■ **Task to carry out**
Your task is to copy every line of the records below that contains "this".

■ **Source information**
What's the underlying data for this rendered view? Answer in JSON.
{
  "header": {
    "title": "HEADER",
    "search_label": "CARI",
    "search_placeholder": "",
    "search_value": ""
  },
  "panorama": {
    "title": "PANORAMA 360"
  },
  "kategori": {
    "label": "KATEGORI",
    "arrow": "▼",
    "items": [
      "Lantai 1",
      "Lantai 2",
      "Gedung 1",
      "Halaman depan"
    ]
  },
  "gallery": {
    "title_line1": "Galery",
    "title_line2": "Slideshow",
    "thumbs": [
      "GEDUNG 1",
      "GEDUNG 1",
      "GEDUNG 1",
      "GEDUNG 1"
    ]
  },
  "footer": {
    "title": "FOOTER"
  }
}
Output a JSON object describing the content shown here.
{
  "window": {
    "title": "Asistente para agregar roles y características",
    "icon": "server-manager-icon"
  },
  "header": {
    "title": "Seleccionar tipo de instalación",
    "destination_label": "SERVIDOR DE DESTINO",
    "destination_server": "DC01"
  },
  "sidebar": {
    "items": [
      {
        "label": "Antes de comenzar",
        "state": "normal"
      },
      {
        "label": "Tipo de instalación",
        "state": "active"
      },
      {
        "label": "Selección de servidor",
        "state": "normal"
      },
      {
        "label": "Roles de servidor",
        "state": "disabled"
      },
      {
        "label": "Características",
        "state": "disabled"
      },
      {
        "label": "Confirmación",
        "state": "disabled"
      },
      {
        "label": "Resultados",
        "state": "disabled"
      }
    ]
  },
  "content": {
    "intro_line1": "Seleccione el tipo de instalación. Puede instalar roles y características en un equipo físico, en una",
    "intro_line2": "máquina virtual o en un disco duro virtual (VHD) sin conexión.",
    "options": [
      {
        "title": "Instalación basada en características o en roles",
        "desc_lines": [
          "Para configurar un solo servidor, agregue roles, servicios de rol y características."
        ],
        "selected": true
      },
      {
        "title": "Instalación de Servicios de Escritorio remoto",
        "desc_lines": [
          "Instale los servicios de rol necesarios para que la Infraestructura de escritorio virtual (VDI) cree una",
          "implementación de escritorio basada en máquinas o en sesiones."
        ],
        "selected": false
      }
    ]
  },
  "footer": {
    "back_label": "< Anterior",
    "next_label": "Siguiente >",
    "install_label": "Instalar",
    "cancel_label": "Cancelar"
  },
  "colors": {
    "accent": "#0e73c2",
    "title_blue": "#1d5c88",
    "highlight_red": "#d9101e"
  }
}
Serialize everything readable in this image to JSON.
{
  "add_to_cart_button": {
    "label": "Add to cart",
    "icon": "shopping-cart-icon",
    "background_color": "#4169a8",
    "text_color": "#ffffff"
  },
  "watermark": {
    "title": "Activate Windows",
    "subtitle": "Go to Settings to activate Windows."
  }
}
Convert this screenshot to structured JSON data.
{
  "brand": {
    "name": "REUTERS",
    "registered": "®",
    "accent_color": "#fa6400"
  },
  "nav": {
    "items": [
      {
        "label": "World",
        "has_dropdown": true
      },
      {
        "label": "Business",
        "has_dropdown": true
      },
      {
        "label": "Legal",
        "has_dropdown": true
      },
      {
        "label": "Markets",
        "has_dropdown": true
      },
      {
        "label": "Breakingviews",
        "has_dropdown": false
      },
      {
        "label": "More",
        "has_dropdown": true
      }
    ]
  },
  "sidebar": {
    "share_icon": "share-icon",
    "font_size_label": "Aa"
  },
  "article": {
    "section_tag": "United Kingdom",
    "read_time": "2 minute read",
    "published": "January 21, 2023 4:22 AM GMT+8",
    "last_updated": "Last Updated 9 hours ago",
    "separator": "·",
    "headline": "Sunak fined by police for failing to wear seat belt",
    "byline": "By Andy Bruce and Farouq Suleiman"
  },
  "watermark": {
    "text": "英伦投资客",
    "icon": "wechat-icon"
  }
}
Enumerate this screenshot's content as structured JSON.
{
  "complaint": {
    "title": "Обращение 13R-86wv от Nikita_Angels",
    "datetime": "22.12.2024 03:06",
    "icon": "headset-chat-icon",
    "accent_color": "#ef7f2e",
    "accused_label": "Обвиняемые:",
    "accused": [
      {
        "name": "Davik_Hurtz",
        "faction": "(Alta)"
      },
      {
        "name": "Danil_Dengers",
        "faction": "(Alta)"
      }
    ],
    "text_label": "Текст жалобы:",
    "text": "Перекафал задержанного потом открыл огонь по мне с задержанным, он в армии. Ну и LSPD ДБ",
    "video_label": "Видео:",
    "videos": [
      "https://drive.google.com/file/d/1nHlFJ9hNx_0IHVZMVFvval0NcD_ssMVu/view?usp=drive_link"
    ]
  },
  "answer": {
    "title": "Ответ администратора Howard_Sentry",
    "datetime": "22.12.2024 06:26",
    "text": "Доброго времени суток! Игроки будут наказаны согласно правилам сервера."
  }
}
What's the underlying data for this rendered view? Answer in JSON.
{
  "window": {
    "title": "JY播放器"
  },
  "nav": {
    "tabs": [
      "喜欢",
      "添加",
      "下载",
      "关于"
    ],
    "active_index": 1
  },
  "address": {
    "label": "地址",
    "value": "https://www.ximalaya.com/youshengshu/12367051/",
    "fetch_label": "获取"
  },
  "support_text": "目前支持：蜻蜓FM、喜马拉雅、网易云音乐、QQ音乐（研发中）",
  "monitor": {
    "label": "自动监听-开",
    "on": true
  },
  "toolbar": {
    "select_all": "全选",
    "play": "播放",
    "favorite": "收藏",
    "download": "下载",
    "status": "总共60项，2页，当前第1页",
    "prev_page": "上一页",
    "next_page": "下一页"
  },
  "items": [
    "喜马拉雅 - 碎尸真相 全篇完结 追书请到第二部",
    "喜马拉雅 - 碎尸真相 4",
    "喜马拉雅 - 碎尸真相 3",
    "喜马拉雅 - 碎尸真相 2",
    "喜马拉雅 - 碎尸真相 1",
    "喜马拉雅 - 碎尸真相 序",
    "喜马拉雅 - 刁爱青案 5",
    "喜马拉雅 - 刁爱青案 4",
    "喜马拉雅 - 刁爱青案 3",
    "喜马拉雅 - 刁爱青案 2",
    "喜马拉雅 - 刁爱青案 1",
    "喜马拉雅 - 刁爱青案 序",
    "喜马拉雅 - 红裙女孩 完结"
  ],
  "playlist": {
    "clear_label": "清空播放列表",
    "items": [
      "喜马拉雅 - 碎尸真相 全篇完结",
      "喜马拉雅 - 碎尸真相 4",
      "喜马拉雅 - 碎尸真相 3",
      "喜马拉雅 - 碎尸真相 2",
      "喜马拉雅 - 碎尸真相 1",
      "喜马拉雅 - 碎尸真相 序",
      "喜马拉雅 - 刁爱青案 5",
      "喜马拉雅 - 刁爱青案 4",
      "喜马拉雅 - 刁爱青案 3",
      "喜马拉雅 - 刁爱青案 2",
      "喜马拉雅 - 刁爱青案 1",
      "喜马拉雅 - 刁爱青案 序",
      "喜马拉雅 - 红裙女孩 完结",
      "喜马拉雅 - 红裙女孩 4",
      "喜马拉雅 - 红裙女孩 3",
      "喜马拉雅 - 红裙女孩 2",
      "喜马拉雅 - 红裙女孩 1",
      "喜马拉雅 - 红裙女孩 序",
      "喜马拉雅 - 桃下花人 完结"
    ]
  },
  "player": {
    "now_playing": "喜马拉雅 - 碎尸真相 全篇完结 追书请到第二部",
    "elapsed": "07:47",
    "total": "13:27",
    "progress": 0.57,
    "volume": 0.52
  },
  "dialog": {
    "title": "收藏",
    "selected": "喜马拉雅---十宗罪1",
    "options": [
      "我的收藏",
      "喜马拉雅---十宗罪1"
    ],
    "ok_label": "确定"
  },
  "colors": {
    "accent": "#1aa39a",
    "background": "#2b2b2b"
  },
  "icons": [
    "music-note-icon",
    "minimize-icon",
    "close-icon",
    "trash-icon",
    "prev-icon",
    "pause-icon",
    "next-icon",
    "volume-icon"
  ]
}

■ **Exercise output**
What's the underlying data for this rendered view? Answer in JSON.
Serialize everything readable in this image to JSON.
Convert this screenshot to structured JSON data.
Enumerate this screenshot's content as structured JSON.
What's the underlying data for this rendered view? Answer in JSON.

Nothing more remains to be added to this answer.